            1 large lamb shank, the size of a man's fist
            2 large onions, diced
            3 big ribs of celery, sliced 1/4" thick
            2-3 cloves garlic, peeled and crushed
            2 large carrots, sliced/diced
            1 16-oz bag dried lima beans, rinsed and picked over
            1 large bay leaf
            S & P to taste

            Heat a tablespoon of oil in a stockpot over med-high heat, sear the lamb shank on all sides. Add onion and garlic and stir to deglaze. Add the bay leaf, 3 qts water, and the lima beans. These are not presoaked - some of them will split in cooking, and thicken the soup naturally. Reduce heat to medium and simmer. After an hour, add celery and carrots, continue simmering until beans are soft and meat is falling from bone. Remove shank and shred the meat before returning it to the pot. Season to taste. Soup will thicken considerably once cooled.
            Optional: To deepen the color of the broth, add your choice of soy sauce, beef base,
            or powdered onion soup mix before seasoning.

            2 Replies
            1. re: greygarious

              On lima beans: I recently had a "lima bean soup" that sounded similar, but interestingly, it deployed fresh cilantro. Weird? Wonderful? I don't know, but I ate every drop, if that helps. Wonder if anyone has a recipe like that?.... (I don't eat meat, incidentally.)

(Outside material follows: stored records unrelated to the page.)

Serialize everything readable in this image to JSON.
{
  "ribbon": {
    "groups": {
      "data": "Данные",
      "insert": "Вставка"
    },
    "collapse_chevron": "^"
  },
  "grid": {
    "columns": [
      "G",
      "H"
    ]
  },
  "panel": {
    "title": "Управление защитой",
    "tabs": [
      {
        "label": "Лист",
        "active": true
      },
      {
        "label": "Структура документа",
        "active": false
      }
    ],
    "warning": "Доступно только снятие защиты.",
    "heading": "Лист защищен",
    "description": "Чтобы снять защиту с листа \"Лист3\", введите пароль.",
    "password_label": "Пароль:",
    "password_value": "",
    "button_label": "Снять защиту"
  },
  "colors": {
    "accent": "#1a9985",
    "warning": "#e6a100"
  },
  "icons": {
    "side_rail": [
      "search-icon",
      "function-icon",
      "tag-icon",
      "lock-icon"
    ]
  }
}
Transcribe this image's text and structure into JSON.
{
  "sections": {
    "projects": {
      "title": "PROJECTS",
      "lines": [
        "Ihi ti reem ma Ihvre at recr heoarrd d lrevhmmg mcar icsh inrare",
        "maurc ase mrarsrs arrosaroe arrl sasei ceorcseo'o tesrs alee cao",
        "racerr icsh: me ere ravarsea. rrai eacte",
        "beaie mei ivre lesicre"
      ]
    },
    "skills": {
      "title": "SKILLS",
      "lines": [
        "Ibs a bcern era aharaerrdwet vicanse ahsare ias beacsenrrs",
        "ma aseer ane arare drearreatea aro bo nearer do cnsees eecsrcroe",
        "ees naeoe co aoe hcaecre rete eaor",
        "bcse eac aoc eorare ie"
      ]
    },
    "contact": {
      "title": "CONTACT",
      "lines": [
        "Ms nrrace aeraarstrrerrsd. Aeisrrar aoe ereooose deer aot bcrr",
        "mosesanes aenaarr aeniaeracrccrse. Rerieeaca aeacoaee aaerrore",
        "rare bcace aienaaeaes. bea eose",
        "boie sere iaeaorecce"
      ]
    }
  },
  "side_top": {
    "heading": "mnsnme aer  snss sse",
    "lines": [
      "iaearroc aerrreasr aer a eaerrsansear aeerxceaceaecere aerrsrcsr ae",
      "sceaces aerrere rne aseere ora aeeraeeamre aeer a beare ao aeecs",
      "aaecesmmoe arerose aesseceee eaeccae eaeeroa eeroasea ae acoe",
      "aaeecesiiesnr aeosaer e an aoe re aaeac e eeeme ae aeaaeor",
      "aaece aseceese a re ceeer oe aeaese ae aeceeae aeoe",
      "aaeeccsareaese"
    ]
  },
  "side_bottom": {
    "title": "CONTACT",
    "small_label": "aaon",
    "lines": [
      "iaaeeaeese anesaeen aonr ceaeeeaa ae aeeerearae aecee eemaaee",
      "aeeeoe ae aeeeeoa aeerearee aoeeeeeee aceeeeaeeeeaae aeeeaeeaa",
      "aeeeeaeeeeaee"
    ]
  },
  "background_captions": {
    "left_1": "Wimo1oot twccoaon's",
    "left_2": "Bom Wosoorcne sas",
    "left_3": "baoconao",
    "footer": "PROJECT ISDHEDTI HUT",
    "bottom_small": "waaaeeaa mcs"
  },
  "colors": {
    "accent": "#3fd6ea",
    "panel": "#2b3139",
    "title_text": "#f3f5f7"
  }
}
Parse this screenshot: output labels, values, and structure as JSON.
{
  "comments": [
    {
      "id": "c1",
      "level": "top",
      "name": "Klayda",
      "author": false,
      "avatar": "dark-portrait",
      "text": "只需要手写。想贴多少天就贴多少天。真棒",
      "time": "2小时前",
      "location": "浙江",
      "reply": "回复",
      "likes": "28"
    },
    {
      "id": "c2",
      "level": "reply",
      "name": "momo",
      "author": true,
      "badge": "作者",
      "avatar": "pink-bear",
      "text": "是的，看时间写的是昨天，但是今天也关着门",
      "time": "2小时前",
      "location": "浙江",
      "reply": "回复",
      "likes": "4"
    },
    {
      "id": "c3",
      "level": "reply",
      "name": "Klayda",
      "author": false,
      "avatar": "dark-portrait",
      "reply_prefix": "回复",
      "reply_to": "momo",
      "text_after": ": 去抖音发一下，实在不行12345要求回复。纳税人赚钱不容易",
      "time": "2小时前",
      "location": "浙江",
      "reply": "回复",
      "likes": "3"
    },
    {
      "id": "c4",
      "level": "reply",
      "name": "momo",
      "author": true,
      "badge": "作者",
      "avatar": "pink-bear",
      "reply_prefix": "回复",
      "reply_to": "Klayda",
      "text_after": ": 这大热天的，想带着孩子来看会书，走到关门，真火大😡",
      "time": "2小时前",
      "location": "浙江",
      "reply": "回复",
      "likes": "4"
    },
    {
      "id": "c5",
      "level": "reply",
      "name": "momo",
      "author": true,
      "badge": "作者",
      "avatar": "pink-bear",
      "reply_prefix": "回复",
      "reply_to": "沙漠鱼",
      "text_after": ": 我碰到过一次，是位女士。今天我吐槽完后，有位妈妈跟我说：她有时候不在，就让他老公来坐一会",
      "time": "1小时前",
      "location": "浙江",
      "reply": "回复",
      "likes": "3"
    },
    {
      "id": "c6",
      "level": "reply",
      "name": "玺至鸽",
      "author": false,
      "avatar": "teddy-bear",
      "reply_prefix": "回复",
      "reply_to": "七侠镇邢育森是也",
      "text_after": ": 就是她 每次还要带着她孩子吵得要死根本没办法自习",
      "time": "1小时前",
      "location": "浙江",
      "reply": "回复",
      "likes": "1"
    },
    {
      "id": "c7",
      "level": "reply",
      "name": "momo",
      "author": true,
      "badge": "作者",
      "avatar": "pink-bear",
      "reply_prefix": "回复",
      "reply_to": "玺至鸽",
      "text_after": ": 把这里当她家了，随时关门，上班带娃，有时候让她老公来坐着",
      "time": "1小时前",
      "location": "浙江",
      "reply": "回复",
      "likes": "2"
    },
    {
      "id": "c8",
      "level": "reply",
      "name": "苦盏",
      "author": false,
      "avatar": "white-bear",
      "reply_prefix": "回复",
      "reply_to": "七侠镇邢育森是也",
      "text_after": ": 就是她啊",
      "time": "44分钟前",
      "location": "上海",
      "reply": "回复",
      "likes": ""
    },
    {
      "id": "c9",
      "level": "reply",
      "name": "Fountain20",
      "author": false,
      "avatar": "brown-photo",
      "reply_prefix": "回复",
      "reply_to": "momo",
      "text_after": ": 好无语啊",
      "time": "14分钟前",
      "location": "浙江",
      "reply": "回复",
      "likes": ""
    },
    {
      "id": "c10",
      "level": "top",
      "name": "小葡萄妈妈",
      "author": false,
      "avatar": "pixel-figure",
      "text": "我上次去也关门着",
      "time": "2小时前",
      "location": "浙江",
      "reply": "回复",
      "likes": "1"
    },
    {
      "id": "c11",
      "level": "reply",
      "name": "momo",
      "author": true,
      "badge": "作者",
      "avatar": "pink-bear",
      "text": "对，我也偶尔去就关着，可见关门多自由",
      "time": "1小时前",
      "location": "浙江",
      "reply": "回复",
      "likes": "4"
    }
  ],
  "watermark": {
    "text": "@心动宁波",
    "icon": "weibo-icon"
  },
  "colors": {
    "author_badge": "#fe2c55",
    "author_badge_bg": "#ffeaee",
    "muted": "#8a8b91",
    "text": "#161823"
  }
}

              Garbanzos, canned rinsed, are always good in pasta, too. Or "fried" in a little oil and cayenne or cumin so they kind of pop.

              If I'm feeling really lazy (and cheap) I make "chili" with canned black beans, garlic, chopped onion and a can of good-quality tomatoes. Sprinkle with cheese, crema or sour cream, and tortilla chips and.. yum! Not as good as properly prepared chili, but a great fast weeknight meal that's good for you, too.

              REFRIED. Mash up canned beans or soaked and cooked beans in a pan with a little oil (or lard, if you want to be authentic), fresh garlic, finely chopped onion and spices of your choice. Cook through, top with crumbled cotija cheese. With rice, it's a complete meal -- and a complete protein. I add veggies to the rice for a well-rounded meal.

              We also take refried beans and slather them, and some oaxaca cheese, on flour tortillas, which we cook until melty. Bean quesadillas! Delicious.

              1. re: greygarious

                I'm definately trying this soup - it sounds wonderful!

                On limas - I actually love them. Not a hater at all. And you reminded me of a lovely - though not super healthy - recipe I have in my James McNair Rice cookbook - based on a Persian rice dish. I think you need to soak some long grain rice overnight, then mix in some frozen limas, a lot of chopped fresh dill, a bunch of melted butter, and cook it in a covered pot, domed, on low heat. The rice steams will all the water it has absorbed, and the butter makes the bottom very crunchy and wonderful. I love this stuff, even on the second day when a bit of the crunch has gone away.

              2. I got some great ideas from this thread last year mostly pertaining to Rice and Beans. Gotvin's version has become part of my regular rotation -- my kids love it!


                1 Reply
                1. re: valerie

                  Thanks for the link - I'll be exploring it later today. My 6 y.o. boy has at times in his life been extremly openminded and extremely picky. He's somewhere in the middle currently. But his love of rice and beans has endured the test of time. The fun thing has been explaining to him that so many cuisines have a different version of beans and rice - he seems to enjoy them all!

                  Spanish rice and refried beans.
                  Basmati and daal.
                  Creole/cajun red beans w/rice and sausage.
                  Steamed rice and edamame!